Records provided START

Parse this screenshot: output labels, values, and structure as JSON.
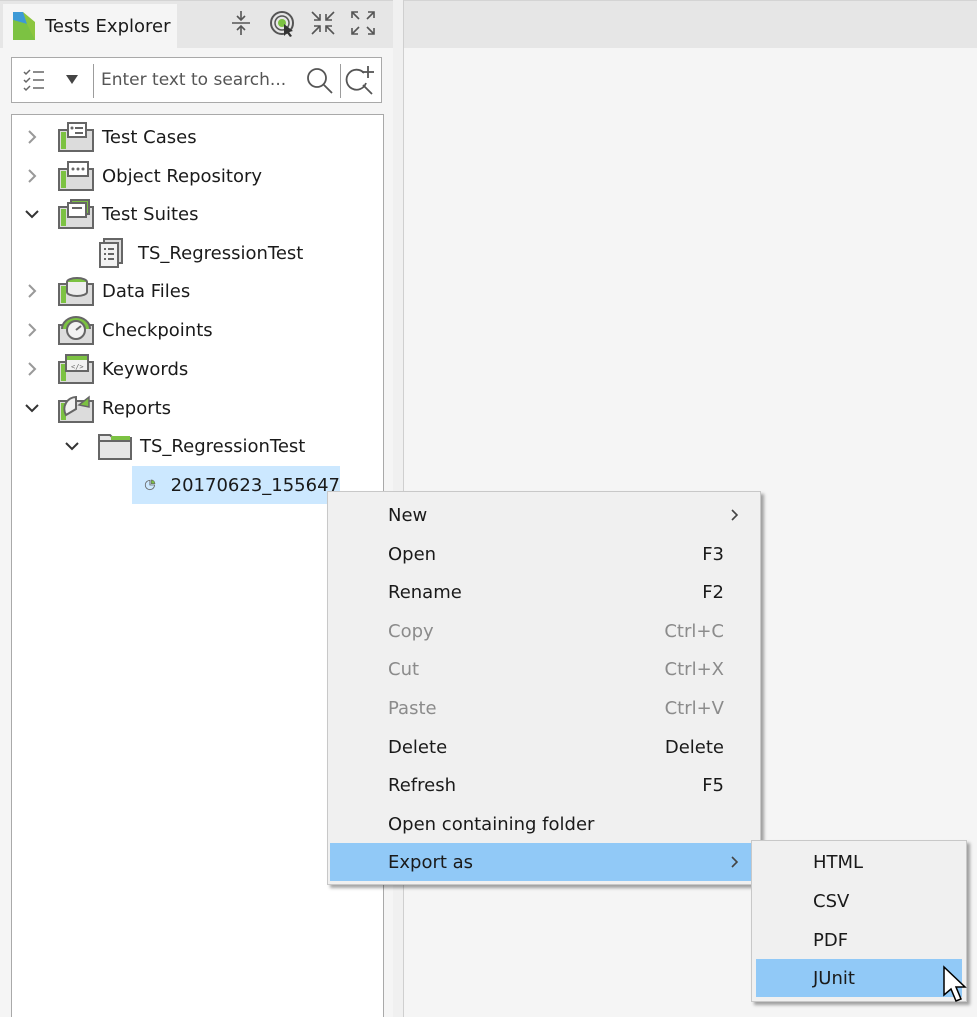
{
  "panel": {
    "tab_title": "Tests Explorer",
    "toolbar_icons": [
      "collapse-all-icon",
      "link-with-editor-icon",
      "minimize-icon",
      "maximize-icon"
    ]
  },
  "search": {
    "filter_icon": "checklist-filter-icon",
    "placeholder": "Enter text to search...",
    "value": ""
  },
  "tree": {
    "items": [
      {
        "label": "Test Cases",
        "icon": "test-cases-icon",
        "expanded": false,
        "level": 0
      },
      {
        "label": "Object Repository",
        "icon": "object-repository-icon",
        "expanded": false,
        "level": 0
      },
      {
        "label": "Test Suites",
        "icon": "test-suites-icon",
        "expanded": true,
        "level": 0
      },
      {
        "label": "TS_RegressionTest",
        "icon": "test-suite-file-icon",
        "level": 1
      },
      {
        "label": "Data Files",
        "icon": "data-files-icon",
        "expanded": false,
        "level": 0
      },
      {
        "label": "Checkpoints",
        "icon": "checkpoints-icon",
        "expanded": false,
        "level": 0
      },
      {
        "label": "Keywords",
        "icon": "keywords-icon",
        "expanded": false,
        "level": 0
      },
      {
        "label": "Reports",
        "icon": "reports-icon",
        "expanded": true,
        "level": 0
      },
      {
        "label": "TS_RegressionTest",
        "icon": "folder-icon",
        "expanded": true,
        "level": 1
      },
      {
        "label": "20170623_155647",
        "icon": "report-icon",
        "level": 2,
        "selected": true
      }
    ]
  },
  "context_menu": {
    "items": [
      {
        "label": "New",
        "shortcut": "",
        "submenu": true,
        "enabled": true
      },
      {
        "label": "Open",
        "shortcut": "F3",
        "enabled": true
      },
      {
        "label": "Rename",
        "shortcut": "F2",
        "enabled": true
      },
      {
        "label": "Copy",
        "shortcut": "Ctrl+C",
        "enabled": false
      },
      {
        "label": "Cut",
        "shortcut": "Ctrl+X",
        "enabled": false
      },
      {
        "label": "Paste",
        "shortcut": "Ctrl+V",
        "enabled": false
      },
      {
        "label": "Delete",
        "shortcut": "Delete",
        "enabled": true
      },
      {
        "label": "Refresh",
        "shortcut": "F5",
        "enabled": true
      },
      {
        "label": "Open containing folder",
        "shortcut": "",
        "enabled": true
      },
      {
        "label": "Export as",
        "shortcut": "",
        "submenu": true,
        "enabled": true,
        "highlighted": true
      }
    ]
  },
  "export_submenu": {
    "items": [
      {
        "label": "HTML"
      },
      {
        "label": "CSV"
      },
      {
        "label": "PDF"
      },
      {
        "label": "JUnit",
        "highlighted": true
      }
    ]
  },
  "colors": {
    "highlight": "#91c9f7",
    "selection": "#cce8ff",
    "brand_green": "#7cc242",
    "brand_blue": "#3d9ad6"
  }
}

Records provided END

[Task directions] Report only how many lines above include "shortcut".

[Answer to this exercise] 10